Wusson da Block


Tête de femme (1952)

There are a number of lovely Picasso paintings and works on paper in NY this season, but the one that stands out the most is the above oil painting of Françoise at Christie’s.  Although Picasso created quite a number of beautiful drawings and prints of his new lover, his paintings of her were generally not among his best.  This painting is that much more remarkable, because it certainly ranks as one of the finest paintings of Françoise, arguably one of the two best.  The other one, La femme-fleur (The Woman-Flower), is in the subject’s private collection.  (In the end, it seems Françoise didn’t fare that badly….)

Picasso must have been pleased with this painting.  The day before he had painted this smaller oil:

…and he must have known he was on to something.  Then he refined his thoughts with the painting at hand, and also made this style du jour more widely available by recreating it in a large aquatint format, La Femme a la Fenêtre, one of his very finest prints, in an edition of 73:

Another beautiful portrait of Françoise was featured last May at Sotheby’s with the same estimate as the current lot, $4-6M:


Tête de femme (1946)

At 55 cm, it was a bit bigger, and it sold for just over the high estimate.

The only argument that can explain the ridiculously low estimate for the current offering, other than the sellers’ desire to engender a feeding frenzy, is its comparatively small size (45.7 cm).  But the painting is limited to the woman’s head, and this head is at least as large as any of her best portraits.  Still, for those who don’t grade art like real estate–that is, in terms of size, this painting should soar much higher, easily triple the high estimate.

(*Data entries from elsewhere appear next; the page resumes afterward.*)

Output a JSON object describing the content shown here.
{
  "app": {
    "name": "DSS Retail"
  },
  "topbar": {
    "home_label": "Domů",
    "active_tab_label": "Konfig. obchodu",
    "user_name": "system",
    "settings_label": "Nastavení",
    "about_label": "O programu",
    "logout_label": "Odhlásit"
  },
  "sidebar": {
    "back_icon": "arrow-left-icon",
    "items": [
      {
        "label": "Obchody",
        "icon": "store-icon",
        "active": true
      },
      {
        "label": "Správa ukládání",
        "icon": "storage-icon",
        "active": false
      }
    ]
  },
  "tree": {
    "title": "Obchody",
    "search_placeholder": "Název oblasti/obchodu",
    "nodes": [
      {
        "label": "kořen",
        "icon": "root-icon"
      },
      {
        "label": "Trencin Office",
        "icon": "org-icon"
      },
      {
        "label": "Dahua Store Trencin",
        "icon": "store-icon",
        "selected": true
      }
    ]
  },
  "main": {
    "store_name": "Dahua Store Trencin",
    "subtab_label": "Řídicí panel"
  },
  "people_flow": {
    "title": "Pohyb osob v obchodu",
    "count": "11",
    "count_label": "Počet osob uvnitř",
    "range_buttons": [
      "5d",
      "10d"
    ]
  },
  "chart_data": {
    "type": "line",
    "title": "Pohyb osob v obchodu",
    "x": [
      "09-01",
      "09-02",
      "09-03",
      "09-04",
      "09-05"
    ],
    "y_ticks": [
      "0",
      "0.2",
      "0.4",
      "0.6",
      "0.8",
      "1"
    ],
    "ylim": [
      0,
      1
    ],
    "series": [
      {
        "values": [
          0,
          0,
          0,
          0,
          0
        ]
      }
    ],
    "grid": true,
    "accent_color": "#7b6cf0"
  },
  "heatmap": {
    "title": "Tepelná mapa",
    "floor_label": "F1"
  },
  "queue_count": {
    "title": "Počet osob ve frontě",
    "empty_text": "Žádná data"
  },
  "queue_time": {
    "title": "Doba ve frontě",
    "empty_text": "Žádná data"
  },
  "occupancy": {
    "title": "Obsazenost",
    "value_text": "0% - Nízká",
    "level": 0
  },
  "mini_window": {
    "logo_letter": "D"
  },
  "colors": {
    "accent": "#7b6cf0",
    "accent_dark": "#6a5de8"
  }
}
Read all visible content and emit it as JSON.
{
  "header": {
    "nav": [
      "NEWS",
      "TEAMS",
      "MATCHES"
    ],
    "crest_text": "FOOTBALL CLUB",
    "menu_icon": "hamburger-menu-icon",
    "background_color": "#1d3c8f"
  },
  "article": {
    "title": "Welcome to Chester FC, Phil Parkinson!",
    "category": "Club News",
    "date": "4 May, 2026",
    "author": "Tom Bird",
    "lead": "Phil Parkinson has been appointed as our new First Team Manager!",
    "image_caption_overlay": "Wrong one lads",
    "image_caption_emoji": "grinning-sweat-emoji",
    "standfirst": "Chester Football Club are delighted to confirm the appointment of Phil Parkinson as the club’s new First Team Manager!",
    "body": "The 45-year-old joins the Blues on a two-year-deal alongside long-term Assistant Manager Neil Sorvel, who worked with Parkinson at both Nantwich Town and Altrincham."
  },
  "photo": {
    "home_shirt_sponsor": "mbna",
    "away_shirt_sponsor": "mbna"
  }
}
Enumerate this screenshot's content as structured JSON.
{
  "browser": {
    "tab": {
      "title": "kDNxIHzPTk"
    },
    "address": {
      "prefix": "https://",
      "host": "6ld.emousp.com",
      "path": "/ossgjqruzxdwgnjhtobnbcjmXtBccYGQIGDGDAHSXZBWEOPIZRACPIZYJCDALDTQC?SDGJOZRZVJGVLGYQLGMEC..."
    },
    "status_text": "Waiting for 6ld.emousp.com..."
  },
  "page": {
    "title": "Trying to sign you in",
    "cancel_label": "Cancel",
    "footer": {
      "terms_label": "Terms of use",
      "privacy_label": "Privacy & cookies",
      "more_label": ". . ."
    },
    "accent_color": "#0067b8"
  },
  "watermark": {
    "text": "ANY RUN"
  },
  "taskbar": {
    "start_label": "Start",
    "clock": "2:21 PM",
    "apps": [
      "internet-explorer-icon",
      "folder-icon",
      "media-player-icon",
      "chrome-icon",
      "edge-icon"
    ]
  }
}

This smallish painting is reminiscent of the even smaller but at least as wonderful Marie-Thérèse oil that I blogged about last season.  At just under $10M, that one went above the high estimate, but not nearly what I think it’s worth.  In that case, size and simplicity worked in favor of the buyer. In the present case, simplicity should no longer be a mitigating factor in anyone’s eyes (it never is in mine), but we’ll see what happens this time with respect to size.

Before we leave the subject of paintings, for those of you who may be unacquainted with La femme-fleur, the most important portrait of Françoise bar none, here’s a photo:


La femme-fleur (1946)

If you’re not quite in the above price bracket, there’s also a lovely contour drawing of this muse, well-priced and full size, at Christie’s the very next day (estimate $3-400K):


Portrait de femme
(1946)

For those of us for whom price is really no object, in the Sotheby’s evening sale there is this serene masterpiece:


Nature morte aux tulips (1932)

It is from the same celebrated year, 1932, as the current Picasso auction record ($106.5M):


Femme nue, feuilles et buste

Though the painting at hand is estimated at $35-50M, it is only a bit smaller (130 cm vs. 162 cm) than the reigning Marie-Thérèse and is, in my opinion, at least as wonderful.  (Frankly, in my mind there is no contest.)  There’s so much that can be said about this painting, but for now I just want to call attention to his speed.  It is well-known that Picasso was a lightning-fast artist.  But this is the only instance of which I’m aware in which he recorded the time it took for him to paint a given work. The stretcher, according to the Sotheby’s, is inscribed “H 9 à 11 1/2  Hs”, that is, 9 AM to 11:30 AM.  Picasso had apparently impressed himself, not to mention the rest of us.